But driven by preference I refuse to wear obvious labels and scoff at the prices of high street fashion. Man at Matalan – that’s me, but in its own way that is still following a trail blazed by other fat balding middle-aged blokes. At least in my defence, neither my mother nor the missus buys my clothes... that’s why they are mostly black tee-shirts. 

Let’s face it, few of us are attractive clothes horses and with the exception of formal business wear, making a sartorial effort often falls well short of the intended impact - fellas are not made for fashion. Oh, it’s fine for the Beckhams of this world, but admit it, if you see a fashionably dressed bloke over thirty you assume he’s gay. You have to cut your cloth to suit and I’m more a fashion acorn than icon. 

Of course, the politicians are no stranger to fashion and are quick to follow a trend, or to drop it as soon as it attracts the wrong sort of attention. The current trend seems to be to dream up more ways of taxing the bejasus out of all of us, but as in the rag trade there is little that is actually new. Labour, having dropped the10% rate under Gordon Brown are now trying to sell it as the Emperor’s new clothes, but we can all see through its flimsy attempt at selling a Tory principle (low taxes) as their own. 

At the same time, Tim Montgomerie seems intent on reclaiming a LibDem spring fashion standard of taxing acquired wealth; if I was a squirrel I’d be well hacked off that my year-long effort to hoard nuts was to be raided to feed lazier squirrels. Good luck with selling that to Conservative voters, Tim. 

It all comes down to sales. To sell stuff you have to pass it off as desirable, new... different. If you can get people to eat horse sold as beef I’m sure you can get them to swallow poo dressed as policy. In politics we don’t call it marketing, however, we call it propaganda. When fashion gets desperate it panics and does this:
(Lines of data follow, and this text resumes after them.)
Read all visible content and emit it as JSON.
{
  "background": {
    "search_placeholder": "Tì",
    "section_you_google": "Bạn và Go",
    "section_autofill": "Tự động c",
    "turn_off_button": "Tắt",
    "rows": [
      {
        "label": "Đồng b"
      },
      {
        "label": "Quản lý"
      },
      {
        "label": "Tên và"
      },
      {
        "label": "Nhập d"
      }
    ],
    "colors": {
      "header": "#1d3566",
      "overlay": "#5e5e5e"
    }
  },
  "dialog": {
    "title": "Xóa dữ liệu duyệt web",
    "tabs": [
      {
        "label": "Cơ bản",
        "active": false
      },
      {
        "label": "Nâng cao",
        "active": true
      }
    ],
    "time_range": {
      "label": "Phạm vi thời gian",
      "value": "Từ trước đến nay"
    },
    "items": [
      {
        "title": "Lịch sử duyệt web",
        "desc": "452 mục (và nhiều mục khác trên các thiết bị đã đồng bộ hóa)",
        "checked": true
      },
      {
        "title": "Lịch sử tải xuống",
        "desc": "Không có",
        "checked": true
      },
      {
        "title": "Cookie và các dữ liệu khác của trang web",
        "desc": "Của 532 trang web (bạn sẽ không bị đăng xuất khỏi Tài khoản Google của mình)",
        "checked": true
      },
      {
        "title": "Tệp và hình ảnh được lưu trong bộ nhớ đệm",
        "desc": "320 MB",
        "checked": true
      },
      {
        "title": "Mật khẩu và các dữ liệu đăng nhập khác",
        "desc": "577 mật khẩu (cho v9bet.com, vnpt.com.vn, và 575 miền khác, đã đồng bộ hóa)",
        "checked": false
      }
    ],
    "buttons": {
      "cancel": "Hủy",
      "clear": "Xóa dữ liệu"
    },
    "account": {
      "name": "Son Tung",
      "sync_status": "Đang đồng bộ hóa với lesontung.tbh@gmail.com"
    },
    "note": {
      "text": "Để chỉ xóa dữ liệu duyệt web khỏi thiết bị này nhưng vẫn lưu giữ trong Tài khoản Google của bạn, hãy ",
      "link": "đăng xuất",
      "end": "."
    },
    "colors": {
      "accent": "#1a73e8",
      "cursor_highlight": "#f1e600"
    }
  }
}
They seek him here... he's in hell.

When politics gets extreme you need a modern day Joseph Goebbels...or Peter Mandelson to sell your shit.

But why can’t politics be innovative, rather than just, you know, a bit ‘stealy’? Here’s something new for government: live within your means. And here’s a new and exciting way to be fair about taxation and discourage under-reporting of income. Why not set an earning level above which you pay LESS tax? It is manifestly unfair that the busy squirrels lose the most nuts; why not actually reward success for a change?

That’s a trend we could all be comfortable with, unless you’re still stuck in the miserable Marxist mode of hating anybody who has more than you do.

No comments:

Post a Comment